An open-label prospective randomized cohort study was conducted comparing reductions in PFT parameters due to RNMB among different neuromuscular blocking agents. One hundred and fifty patients were randomized to receive vecuronium, atracurium, or rocuronium. After reversal of neuromuscular blockade and extubation, train-of-four ratio was measured every 5 min until the train-of-four ratio of 0.9 or greater was attained. PFTs were performed preoperatively and postoperatively when the patients were willing and fit. The train-of-four ratio, measured at PFT, was used to classify patients into "RNMB absent" and "RNMB present." RNMB was defined as a train-of-four ratio less than 0.9.

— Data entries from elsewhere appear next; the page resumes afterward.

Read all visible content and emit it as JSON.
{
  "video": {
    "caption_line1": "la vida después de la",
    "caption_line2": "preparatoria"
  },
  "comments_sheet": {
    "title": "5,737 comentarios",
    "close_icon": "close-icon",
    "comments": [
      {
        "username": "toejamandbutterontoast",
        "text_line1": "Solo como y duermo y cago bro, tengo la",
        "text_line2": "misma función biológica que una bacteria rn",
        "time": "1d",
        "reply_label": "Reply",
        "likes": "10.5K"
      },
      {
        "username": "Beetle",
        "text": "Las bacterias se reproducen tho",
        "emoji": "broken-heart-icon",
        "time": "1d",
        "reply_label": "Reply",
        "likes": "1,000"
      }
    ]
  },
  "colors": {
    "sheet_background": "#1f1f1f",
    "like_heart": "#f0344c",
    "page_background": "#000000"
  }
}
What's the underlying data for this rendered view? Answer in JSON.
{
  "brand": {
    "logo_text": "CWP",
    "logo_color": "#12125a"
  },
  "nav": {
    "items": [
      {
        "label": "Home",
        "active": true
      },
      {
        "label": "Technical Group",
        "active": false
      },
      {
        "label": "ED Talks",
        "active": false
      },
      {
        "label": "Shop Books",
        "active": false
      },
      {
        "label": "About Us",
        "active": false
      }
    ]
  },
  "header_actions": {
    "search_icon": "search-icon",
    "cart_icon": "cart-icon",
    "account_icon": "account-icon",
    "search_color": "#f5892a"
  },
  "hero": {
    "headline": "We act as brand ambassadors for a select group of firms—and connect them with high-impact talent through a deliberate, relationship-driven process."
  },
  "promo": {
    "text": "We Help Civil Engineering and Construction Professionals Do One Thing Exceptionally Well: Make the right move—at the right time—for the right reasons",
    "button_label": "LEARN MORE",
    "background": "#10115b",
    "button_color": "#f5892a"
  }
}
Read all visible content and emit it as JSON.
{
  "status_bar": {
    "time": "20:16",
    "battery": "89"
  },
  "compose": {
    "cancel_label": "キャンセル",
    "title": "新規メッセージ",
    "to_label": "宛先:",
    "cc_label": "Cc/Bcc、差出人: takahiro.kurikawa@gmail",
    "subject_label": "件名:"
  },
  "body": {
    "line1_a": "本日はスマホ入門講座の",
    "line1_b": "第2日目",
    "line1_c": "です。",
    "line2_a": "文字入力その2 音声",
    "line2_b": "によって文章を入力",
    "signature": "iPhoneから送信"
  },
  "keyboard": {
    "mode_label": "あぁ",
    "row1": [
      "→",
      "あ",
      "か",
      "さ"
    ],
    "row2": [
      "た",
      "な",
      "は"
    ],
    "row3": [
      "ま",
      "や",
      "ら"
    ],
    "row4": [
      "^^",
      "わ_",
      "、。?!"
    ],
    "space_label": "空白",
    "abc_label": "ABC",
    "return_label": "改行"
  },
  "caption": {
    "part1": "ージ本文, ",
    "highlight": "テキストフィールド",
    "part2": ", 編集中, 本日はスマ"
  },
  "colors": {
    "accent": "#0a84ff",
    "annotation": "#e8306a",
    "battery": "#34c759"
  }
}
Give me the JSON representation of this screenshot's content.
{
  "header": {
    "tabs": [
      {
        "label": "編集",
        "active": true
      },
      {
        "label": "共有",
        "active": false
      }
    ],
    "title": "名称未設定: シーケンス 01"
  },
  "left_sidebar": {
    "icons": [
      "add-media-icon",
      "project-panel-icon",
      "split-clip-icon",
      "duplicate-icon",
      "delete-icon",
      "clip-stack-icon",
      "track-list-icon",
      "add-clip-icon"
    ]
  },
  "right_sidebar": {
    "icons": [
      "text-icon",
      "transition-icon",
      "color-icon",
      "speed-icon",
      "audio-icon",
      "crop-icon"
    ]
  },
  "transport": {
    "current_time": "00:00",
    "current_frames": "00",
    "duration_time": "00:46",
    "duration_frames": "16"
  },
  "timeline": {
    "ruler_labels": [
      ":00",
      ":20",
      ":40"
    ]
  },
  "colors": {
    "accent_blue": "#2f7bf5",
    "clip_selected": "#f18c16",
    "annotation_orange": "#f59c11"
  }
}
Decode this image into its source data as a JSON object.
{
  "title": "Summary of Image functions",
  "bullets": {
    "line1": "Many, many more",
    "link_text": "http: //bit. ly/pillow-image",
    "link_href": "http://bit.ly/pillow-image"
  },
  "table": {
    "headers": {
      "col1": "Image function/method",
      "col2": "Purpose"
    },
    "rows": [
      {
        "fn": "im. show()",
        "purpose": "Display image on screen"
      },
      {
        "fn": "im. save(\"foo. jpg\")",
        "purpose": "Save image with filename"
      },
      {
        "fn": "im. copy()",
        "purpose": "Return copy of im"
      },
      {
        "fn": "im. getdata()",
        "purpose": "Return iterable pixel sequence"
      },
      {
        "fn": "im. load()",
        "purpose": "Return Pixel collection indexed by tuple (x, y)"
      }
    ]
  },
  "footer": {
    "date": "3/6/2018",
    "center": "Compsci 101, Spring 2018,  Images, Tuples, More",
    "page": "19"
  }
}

Thirty-nine patients had RNMB at the time of performing PFT. There was no statistically significant difference in the postoperative reductions in PFT parameters in patients with RNMB among different neuromuscular blocking agents. Patients were regrouped as RNMB absent and RNMB present, irrespective of neuromuscular blocking agents. Postoperative PFT values for the RNMB-absent and RNMB-present groups were 62% and 49% of baseline forced vital capacity and 47% and 38% of baseline peak expiratory flow of the baseline, respectively. Postoperative forced vital capacity and peak expiratory flow values of RNMB-present patients were lower by 13% and 9% in absolute terms (P<0.008) and 21% and 19% in relative terms, respectively, compared with RNMB-absent patients.


RNMB results in reductions in forced vital capacity and peak expiratory flow in the immediate postoperative period indicating impaired respiratory muscle function.

[Indexed for MEDLINE]

Supplemental Content

Full text links

Icon for Silverchair Information Systems
Loading ...
Support Center